1) Don’t suffer alone
It can be easy to brush off a house move which descends into an unpleasant experience. Perhaps, the movers turned up hours late or didn’t turn up at all. The removers may have damaged your property or forced you to pay for additional charges that they didn’t tell you about in the original quote. Whatever has transpired, tell someone about the experience. It can be a friend or a relative. Get their advice if you’re unsure how you wish to proceed.
2) Make contact
Once you have made up your mind to take it further, contact the removal company or man with van company who carried out the move. If it’s a small operation, ask to speak to a senior manager or the managing director. For bigger companies, contact the customer service team. In the first instance, try to resolve the matter by telephone call. Contact the company the day after the house move, or if the move took place over the weekend, contact them on the Monday. Remember that most companies in the removals industry rely on word of mouth. They will be just as anxious to resolve the complaint as you are.
3) The next step

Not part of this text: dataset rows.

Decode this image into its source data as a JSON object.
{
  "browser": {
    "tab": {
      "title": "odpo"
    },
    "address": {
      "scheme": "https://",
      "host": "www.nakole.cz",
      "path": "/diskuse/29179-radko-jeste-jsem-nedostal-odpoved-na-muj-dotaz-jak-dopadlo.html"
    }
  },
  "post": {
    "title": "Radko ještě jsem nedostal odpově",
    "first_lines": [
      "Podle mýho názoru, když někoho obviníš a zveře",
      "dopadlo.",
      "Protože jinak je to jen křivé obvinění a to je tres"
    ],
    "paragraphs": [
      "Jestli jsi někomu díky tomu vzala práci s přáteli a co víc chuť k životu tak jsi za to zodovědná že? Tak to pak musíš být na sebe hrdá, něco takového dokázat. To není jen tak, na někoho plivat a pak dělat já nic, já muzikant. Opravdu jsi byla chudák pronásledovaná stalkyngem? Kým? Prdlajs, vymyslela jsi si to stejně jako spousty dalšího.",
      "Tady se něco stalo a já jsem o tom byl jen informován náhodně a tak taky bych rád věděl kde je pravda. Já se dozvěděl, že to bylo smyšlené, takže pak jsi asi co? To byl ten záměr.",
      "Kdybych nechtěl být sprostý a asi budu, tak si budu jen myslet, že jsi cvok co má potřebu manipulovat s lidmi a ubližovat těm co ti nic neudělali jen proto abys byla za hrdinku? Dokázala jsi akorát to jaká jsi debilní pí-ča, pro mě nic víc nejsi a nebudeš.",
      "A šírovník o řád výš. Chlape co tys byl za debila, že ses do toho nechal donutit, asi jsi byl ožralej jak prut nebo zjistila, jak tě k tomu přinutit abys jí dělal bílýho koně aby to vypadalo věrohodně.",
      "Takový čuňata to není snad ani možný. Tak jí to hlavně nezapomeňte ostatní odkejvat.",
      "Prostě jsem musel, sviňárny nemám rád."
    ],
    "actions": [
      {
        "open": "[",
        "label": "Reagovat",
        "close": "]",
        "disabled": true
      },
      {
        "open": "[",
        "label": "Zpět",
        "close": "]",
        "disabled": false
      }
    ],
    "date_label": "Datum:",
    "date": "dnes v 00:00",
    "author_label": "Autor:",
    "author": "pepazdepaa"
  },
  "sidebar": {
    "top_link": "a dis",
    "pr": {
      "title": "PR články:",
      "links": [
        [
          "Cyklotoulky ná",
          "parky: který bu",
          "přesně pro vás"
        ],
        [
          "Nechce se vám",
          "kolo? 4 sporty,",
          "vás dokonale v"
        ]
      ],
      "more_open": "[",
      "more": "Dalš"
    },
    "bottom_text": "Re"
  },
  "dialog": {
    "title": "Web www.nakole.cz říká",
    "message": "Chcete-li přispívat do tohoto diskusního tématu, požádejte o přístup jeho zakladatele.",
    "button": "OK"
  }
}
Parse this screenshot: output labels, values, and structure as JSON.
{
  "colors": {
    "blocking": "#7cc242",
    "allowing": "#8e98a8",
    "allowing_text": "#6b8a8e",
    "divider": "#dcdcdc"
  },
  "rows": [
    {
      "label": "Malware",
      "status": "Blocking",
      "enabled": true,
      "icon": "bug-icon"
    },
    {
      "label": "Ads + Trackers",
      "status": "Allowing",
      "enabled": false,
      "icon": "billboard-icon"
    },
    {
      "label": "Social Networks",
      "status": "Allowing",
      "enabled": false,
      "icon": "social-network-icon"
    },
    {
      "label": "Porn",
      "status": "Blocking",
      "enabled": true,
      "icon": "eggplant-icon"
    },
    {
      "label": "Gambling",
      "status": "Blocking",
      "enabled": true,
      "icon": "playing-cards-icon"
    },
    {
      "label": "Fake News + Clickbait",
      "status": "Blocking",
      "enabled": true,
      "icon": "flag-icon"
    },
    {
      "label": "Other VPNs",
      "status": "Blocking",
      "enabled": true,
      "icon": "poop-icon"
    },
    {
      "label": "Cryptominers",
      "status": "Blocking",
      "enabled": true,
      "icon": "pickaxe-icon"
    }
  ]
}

If you have not received any joy from the phone call, the next step is to put the complaint in writing. Detail each point that you were not happy with during the move. Write in a clear and concise way. Avoid any unnecessary comments about the company or the team who carried out the removal. If in doubt about whether to send an email or a letter, send both. Some companies do prefer a letter in writing regarding a complaint than an email. With bigger companies, the complaints procedure is usually detailed on their website.
4) Contact BAR
Some of the bigger removal companies will be a member of BAR. If you’ve suffered a loss, damage towards property or want to complain about the service you’ve received, you’ll be able to contact BAR, who will look to a solution towards your complaint.
5) Other resources
Once you have complained to the removal company in writing and haven’t received a satisfactory answer, you can contact the National Guild of Removers and Storers (NGRS) who can look into the complaint. If they are unable to help, you can contact the Removal Industry Ombudsman. However, a company has to be a member of the Ombudsman scheme in order for the Ombudsman to pursue the complaint. If the company is not a member, you cannot contact the Ombudsman.
6) The last resort
In the case where a removal company is not a member of BAR, if you have complained to the company and they have not dealt with the complaint to your satisfaction, you will then have the option of taking the case to a civil court. This option should only be used as a last resort where all other avenues of the complaint have been exhausted.
The court system can only be used if you have suffered a financial loss of some kind. Taking a case to court can be very expensive, so think carefully before going down this route. If you win, there’s the possibility that you could get much more than the original financial loss that you’ve suffered. However, if you lose, you would need to pay the solicitor and the court costs.